• YOUR INSTRUCTIONS:
The answer must be the full set of records, repeated exactly.

Excerpts from an interface dataset
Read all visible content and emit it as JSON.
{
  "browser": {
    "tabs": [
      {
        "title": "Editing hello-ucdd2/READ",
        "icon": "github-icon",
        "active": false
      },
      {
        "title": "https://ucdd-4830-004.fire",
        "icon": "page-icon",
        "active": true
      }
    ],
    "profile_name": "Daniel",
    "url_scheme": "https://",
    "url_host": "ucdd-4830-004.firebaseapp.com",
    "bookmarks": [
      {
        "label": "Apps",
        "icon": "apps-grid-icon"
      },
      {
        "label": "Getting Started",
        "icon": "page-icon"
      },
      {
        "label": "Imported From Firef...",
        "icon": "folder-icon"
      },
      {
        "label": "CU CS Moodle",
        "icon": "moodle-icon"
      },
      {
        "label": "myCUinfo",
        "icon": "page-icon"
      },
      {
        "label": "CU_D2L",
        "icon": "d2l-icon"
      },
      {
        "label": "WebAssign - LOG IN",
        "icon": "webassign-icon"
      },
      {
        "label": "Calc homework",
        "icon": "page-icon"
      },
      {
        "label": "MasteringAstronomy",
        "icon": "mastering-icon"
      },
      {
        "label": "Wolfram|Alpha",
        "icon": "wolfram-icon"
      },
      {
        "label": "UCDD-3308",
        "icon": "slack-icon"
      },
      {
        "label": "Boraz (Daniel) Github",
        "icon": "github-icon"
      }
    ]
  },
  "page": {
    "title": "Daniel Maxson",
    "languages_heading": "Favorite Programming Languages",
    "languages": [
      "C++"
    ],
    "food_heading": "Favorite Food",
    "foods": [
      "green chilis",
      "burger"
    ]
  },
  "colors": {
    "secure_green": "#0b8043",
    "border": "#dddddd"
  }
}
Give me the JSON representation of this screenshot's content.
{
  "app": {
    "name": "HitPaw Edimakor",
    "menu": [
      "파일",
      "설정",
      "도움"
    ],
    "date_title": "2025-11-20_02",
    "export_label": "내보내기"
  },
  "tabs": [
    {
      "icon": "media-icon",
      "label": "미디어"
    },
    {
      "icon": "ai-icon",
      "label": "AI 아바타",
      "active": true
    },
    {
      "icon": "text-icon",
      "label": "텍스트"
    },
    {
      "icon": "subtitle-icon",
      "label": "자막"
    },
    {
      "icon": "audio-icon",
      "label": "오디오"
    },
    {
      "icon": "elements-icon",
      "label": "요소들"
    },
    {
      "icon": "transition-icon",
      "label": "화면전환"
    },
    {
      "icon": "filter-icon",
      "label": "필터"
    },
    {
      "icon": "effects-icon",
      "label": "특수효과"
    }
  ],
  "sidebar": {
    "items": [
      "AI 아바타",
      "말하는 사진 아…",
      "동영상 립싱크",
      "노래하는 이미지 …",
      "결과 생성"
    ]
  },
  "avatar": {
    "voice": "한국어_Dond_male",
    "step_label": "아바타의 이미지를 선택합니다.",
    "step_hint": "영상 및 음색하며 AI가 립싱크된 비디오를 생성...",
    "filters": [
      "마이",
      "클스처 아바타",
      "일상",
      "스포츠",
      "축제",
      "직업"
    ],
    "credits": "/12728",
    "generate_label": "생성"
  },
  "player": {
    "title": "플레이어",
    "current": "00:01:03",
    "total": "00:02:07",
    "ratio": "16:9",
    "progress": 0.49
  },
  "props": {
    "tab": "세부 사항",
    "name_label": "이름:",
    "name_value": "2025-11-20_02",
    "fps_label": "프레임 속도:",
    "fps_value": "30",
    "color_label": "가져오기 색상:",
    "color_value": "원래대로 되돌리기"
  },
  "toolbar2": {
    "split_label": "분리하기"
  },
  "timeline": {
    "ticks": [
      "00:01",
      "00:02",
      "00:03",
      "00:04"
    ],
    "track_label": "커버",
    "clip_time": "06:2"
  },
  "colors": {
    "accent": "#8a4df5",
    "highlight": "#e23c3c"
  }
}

• TASK ANSWER:
Read all visible content and emit it as JSON.
{
  "browser": {
    "tabs": [
      {
        "title": "Editing hello-ucdd2/READ",
        "icon": "github-icon",
        "active": false
      },
      {
        "title": "https://ucdd-4830-004.fire",
        "icon": "page-icon",
        "active": true
      }
    ],
    "profile_name": "Daniel",
    "url_scheme": "https://",
    "url_host": "ucdd-4830-004.firebaseapp.com",
    "bookmarks": [
      {
        "label": "Apps",
        "icon": "apps-grid-icon"
      },
      {
        "label": "Getting Started",
        "icon": "page-icon"
      },
      {
        "label": "Imported From Firef...",
        "icon": "folder-icon"
      },
      {
        "label": "CU CS Moodle",
        "icon": "moodle-icon"
      },
      {
        "label": "myCUinfo",
        "icon": "page-icon"
      },
      {
        "label": "CU_D2L",
        "icon": "d2l-icon"
      },
      {
        "label": "WebAssign - LOG IN",
        "icon": "webassign-icon"
      },
      {
        "label": "Calc homework",
        "icon": "page-icon"
      },
      {
        "label": "MasteringAstronomy",
        "icon": "mastering-icon"
      },
      {
        "label": "Wolfram|Alpha",
        "icon": "wolfram-icon"
      },
      {
        "label": "UCDD-3308",
        "icon": "slack-icon"
      },
      {
        "label": "Boraz (Daniel) Github",
        "icon": "github-icon"
      }
    ]
  },
  "page": {
    "title": "Daniel Maxson",
    "languages_heading": "Favorite Programming Languages",
    "languages": [
      "C++"
    ],
    "food_heading": "Favorite Food",
    "foods": [
      "green chilis",
      "burger"
    ]
  },
  "colors": {
    "secure_green": "#0b8043",
    "border": "#dddddd"
  }
}
Give me the JSON representation of this screenshot's content.
{
  "app": {
    "name": "HitPaw Edimakor",
    "menu": [
      "파일",
      "설정",
      "도움"
    ],
    "date_title": "2025-11-20_02",
    "export_label": "내보내기"
  },
  "tabs": [
    {
      "icon": "media-icon",
      "label": "미디어"
    },
    {
      "icon": "ai-icon",
      "label": "AI 아바타",
      "active": true
    },
    {
      "icon": "text-icon",
      "label": "텍스트"
    },
    {
      "icon": "subtitle-icon",
      "label": "자막"
    },
    {
      "icon": "audio-icon",
      "label": "오디오"
    },
    {
      "icon": "elements-icon",
      "label": "요소들"
    },
    {
      "icon": "transition-icon",
      "label": "화면전환"
    },
    {
      "icon": "filter-icon",
      "label": "필터"
    },
    {
      "icon": "effects-icon",
      "label": "특수효과"
    }
  ],
  "sidebar": {
    "items": [
      "AI 아바타",
      "말하는 사진 아…",
      "동영상 립싱크",
      "노래하는 이미지 …",
      "결과 생성"
    ]
  },
  "avatar": {
    "voice": "한국어_Dond_male",
    "step_label": "아바타의 이미지를 선택합니다.",
    "step_hint": "영상 및 음색하며 AI가 립싱크된 비디오를 생성...",
    "filters": [
      "마이",
      "클스처 아바타",
      "일상",
      "스포츠",
      "축제",
      "직업"
    ],
    "credits": "/12728",
    "generate_label": "생성"
  },
  "player": {
    "title": "플레이어",
    "current": "00:01:03",
    "total": "00:02:07",
    "ratio": "16:9",
    "progress": 0.49
  },
  "props": {
    "tab": "세부 사항",
    "name_label": "이름:",
    "name_value": "2025-11-20_02",
    "fps_label": "프레임 속도:",
    "fps_value": "30",
    "color_label": "가져오기 색상:",
    "color_value": "원래대로 되돌리기"
  },
  "toolbar2": {
    "split_label": "분리하기"
  },
  "timeline": {
    "ticks": [
      "00:01",
      "00:02",
      "00:03",
      "00:04"
    ],
    "track_label": "커버",
    "clip_time": "06:2"
  },
  "colors": {
    "accent": "#8a4df5",
    "highlight": "#e23c3c"
  }
}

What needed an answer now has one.